May 7, 2015, 8:13am
The Ministry of Health and Social Services will soon start outsourcing cleaning services at all state health facilities but the allocations will be based on merit.
There has been an outcry among taxpayers that some contractors receive tenders despite delivering shoddy, sub-standard work.
The Minister of Health and Social Services, Dr Bernard Haufiku, warned Namibian cleaning companies they will not receive special treatment when it comes to the awarding of cleaning tenders.
Government has over the years burned its fingers after giving preferential treatment to local companies when it came to dishing out state contracts. Many of the local companies however lacked capacity and often failed to abide by prescribed tender specifications.
“We will start outsourcing cleaning services at health centres. The permanent secretary is already busy preparing the relevant documents. We will set tough standards and will not have sympathy towards Namibian companies,” said Haufiku when he made the announcement last week in the National Assembly.
He said outsourcing of cleaning services is one of the measures aimed at ensuring cleanliness at all public hospitals where cleanliness has deteriorated .
“Our (state) hospitals must not be different to Rhino Park [private hospital], for example. We want proper services,” said the minister.
Haufiku also lashed out at local contractors that received tenders to construct health facilities but failed to deliver on time, citing the Okahao District Hospital that has still to be completed five years after construction started.
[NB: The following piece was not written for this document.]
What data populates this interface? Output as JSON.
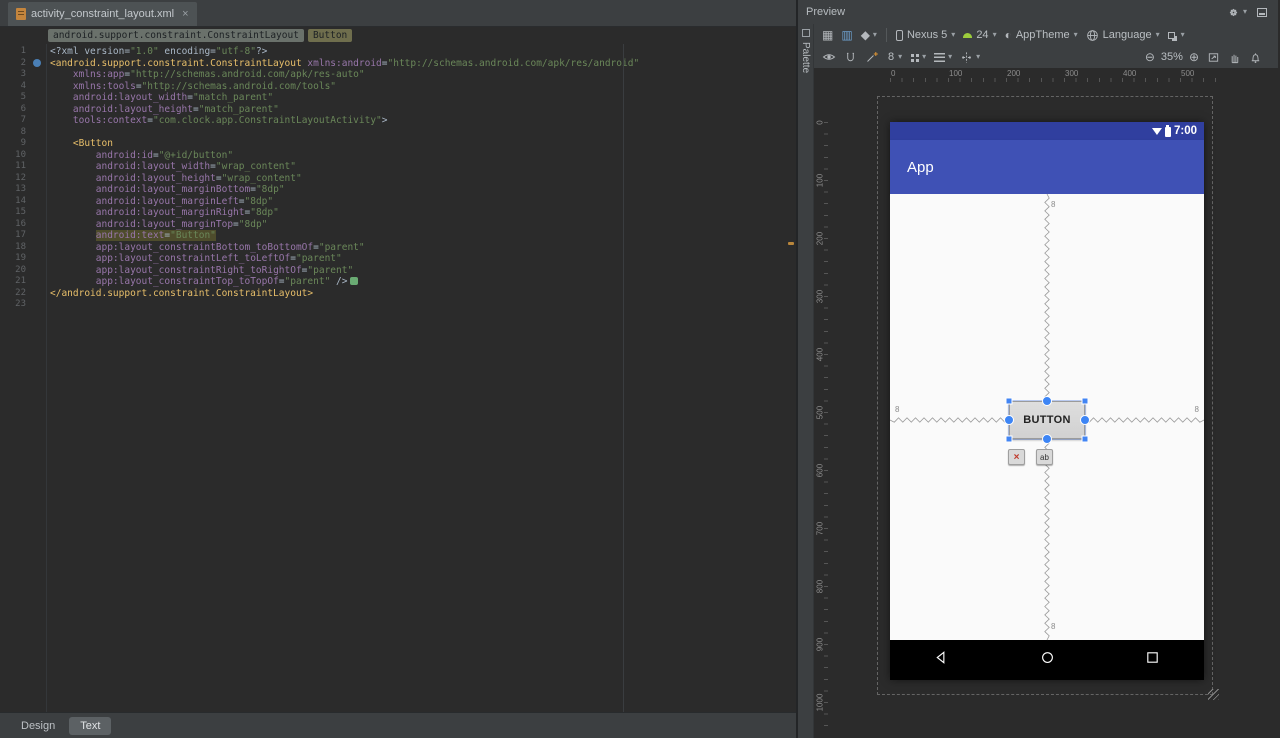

He was not happy that the ministry continues to make use of contractors who in the past failed to deliver.
“Why are we keeping non-performing entities on our list? We must remove such companies from our list,” he warned.
With many health workers decrying the remuneration packages within the health sector, Haufiku said the ministry was busy revising the ministry’s salary structure.
The government has over the years lost many good nurses who sought greener pastures in the private sector.
The public have also expressed their dissatisfaction with the state of the country’s health sector, a situation which has seen mainly the poor making use of state health facilities.
“All of you [politicians] go to private hospitals, you only go to Katutura if you want to come score points here [parliament],” Haufiku told MPs.